§ **Study material**
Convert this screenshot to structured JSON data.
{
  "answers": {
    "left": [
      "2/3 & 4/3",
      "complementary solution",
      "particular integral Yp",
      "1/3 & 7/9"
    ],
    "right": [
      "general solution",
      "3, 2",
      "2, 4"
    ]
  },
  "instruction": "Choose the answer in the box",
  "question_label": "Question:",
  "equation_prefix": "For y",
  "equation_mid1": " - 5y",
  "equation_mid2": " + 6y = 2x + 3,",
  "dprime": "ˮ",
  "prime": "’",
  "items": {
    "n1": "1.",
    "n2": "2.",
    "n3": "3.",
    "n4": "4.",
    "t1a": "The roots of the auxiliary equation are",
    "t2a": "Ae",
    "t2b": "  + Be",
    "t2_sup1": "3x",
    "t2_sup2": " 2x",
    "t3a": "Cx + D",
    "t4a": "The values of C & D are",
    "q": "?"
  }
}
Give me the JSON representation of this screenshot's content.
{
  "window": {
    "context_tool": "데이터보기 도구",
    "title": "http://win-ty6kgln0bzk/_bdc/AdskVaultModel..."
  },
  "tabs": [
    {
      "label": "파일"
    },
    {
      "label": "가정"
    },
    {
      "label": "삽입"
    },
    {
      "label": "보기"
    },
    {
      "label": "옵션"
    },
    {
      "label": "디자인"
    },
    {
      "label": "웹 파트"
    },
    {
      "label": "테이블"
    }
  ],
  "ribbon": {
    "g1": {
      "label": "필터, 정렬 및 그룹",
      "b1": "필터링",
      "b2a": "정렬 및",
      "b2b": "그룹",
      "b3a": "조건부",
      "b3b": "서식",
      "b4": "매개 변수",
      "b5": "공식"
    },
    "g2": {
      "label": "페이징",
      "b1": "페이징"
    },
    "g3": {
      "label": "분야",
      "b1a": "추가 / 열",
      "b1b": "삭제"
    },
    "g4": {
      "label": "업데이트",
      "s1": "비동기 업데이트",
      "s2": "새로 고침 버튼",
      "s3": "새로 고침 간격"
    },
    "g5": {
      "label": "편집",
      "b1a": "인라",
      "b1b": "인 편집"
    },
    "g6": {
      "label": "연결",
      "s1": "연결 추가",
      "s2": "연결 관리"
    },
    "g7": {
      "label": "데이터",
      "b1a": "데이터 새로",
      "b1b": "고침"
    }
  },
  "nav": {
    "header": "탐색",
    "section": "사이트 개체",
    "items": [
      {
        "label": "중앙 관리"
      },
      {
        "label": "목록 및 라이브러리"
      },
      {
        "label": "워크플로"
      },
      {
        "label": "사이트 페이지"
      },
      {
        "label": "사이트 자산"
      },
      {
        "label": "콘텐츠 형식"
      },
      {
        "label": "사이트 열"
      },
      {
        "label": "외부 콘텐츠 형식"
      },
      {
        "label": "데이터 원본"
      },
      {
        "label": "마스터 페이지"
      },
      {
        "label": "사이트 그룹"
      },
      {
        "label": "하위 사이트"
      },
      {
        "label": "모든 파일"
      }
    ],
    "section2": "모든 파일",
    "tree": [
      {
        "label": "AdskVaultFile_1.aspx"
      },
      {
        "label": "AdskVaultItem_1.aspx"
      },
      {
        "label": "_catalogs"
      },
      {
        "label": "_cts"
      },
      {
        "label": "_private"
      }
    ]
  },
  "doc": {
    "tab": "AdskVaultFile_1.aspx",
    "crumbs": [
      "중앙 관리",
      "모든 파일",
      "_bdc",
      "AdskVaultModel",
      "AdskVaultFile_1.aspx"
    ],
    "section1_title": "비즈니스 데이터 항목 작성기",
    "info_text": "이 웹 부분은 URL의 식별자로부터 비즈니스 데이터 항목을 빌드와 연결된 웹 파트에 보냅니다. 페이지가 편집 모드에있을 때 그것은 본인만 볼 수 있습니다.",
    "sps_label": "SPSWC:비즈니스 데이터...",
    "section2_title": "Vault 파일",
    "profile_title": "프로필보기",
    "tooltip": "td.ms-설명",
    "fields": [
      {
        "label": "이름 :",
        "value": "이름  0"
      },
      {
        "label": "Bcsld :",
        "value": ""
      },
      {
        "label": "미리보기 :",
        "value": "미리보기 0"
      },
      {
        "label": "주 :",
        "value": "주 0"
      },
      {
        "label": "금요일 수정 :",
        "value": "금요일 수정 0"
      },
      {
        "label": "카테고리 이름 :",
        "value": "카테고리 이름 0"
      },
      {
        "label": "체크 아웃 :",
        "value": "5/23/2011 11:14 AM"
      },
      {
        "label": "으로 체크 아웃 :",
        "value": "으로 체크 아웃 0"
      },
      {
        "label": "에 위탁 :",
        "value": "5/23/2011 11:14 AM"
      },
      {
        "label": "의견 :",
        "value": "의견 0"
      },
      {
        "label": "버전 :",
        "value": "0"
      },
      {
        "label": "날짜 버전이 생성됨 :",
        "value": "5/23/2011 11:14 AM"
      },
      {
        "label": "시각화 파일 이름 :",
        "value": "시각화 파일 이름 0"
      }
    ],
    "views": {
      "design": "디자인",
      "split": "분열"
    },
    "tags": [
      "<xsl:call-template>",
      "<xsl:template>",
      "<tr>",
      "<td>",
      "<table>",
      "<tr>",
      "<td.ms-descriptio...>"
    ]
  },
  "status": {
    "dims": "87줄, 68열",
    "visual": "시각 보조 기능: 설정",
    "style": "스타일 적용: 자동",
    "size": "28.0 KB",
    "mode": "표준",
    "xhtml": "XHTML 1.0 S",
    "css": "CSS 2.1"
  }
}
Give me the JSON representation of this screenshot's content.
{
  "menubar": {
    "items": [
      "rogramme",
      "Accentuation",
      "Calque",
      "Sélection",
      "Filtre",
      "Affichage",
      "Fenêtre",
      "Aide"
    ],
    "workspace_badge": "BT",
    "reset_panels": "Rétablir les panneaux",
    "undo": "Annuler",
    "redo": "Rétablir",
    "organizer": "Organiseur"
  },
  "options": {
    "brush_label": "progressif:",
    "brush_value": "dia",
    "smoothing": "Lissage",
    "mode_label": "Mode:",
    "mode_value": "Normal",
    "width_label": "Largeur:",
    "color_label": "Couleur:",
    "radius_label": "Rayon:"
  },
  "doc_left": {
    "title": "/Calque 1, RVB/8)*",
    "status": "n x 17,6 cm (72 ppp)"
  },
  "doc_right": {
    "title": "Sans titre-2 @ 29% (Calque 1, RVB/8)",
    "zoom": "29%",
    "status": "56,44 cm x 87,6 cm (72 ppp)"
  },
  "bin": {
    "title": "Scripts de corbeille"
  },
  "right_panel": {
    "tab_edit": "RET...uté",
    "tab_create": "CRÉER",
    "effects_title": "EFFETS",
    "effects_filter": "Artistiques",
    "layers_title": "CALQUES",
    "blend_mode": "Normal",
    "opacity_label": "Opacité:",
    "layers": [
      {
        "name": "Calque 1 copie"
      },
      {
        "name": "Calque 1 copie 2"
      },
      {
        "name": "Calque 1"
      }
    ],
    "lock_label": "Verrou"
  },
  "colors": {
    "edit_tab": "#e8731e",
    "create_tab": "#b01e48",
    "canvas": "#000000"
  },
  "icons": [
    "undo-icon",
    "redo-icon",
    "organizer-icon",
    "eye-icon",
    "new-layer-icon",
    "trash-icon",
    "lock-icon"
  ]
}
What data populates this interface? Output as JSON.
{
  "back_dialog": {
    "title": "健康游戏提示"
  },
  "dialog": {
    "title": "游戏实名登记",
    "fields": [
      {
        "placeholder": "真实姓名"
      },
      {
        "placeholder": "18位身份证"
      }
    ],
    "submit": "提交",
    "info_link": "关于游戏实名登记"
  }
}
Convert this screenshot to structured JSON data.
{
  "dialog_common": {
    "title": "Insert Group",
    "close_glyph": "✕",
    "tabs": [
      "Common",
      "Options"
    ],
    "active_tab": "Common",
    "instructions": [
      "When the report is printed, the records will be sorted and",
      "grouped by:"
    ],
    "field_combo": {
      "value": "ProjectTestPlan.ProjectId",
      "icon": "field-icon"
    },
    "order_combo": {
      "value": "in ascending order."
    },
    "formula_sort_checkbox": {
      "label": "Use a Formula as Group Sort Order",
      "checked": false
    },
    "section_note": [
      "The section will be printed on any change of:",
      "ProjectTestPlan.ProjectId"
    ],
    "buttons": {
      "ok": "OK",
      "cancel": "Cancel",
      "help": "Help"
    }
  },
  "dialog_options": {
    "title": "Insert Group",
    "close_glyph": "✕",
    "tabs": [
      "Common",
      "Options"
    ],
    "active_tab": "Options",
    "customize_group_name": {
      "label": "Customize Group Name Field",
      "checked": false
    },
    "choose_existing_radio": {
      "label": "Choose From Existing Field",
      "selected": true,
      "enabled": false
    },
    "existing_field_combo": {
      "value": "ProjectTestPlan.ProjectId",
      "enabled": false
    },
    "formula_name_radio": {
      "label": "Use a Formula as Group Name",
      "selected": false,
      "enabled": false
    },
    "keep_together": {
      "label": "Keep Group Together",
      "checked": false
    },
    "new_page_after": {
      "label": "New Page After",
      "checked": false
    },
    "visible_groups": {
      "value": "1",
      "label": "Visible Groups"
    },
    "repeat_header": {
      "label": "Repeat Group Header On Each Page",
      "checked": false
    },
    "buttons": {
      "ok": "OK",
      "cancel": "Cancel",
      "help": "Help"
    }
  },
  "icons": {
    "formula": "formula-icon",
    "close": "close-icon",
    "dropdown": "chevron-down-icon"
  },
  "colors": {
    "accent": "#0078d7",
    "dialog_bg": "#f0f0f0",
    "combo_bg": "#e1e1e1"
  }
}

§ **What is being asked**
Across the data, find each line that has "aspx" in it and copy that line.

§ **Solution for this exercise**
        "label": "AdskVaultFile_1.aspx"
        "label": "AdskVaultItem_1.aspx"
    "tab": "AdskVaultFile_1.aspx",
      "AdskVaultFile_1.aspx"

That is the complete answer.